MUENSTER, SASK. – One benefit of liberal arts colleges is they encourage students to critically analyze information and sort through ethical questions, says a Saskatoon sociologist.

Catholic colleges such as St. Peter's in Muenster and St. Thomas More College in Saskatoon go further than other colleges in developing character by encouraging the moral development of students, Darrell McLaughlin said at a campus ministry luncheon.

"As a Catholic college, we take very seriously the opportunity to nurture moral development," McLaughlin said.

Community service learning at STM incorporates the mission of building the moral character of students, he said.

The program combines classroom instruction with community service by placing students with community-based organizations. It strives to promote a more comprehensive and holistic understanding of subjects and social issues.

Students are removed from their comfort zones and placed in locations such as AIDS crisis centres, inner-city schools and community clinics in Saskatoon's core neighbourhoods.

Participants reflect on their experiences with their peers and supervisors. "We ask them (students), 'What did you expect?' and then afterward, 'Why were you wrong?'"

Intercordia, a branch of community service learning, is a service-learning program with a broader scope that extends to poor nations, McLaughlin said.

Intercordia participants, most of whom are female and less than 25 years in age, live for two months with host families.

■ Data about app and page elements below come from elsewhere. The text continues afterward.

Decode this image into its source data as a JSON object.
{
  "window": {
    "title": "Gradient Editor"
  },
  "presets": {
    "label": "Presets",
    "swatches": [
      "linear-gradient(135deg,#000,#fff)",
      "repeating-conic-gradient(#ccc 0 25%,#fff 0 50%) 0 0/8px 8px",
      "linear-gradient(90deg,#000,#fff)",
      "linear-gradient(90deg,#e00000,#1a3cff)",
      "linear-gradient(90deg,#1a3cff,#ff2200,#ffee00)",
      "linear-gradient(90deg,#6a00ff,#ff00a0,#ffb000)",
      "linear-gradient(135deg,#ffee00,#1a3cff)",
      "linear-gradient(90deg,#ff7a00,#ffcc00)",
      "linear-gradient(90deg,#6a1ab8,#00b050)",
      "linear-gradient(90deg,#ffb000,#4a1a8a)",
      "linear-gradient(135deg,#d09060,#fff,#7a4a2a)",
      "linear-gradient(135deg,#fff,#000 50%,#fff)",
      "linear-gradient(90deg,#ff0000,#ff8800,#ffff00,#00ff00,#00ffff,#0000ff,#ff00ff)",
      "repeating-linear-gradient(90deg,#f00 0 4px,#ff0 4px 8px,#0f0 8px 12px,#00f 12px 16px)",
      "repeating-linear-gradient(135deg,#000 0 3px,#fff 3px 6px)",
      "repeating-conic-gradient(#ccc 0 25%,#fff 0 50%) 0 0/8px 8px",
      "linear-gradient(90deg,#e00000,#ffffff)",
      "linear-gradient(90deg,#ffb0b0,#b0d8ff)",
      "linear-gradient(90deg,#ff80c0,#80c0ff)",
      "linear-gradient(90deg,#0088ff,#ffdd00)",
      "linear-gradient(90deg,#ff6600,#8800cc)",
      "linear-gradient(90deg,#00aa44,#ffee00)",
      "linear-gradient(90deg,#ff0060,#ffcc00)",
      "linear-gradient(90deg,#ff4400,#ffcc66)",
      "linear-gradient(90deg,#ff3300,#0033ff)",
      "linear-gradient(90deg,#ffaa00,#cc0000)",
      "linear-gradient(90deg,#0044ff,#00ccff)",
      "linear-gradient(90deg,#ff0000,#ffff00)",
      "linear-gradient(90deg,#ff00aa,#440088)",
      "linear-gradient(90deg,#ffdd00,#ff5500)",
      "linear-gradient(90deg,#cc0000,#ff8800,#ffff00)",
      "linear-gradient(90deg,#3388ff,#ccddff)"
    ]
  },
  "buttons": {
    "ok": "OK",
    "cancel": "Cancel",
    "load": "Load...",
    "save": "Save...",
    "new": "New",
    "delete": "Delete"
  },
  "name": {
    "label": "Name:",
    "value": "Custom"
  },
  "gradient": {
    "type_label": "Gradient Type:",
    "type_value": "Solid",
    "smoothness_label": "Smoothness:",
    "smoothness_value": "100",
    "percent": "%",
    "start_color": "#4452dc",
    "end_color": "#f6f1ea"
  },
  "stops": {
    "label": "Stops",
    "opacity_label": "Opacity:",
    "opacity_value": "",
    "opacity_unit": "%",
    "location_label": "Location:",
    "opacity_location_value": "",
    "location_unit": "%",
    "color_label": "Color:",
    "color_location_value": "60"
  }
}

Canadian students have lived with host families in small communities in the Andes of Ecuador, Honduras and the Dominican Republic. They often do not speak the languages of their host families and are not familiar with the cultures of their host countries.

Participants work at various grassroots-level organizations: schools, after school programs, L'Arche communities, community run clinics and orphanages.

"We can say without reservation that it is the most powerful learning experience we have ever witnessed," he said.

The direct contact with families of other nations helps build solidarity among people who share different customs, histories and outlooks on life, he said.

Intercordia Canada chooses students based on their ability to handle conflict and adjust to difficult circumstances.

"Many of those students are profoundly transformed by that experience on multiple levels. Some switch their college majors, their life goals, their standards of living," he said.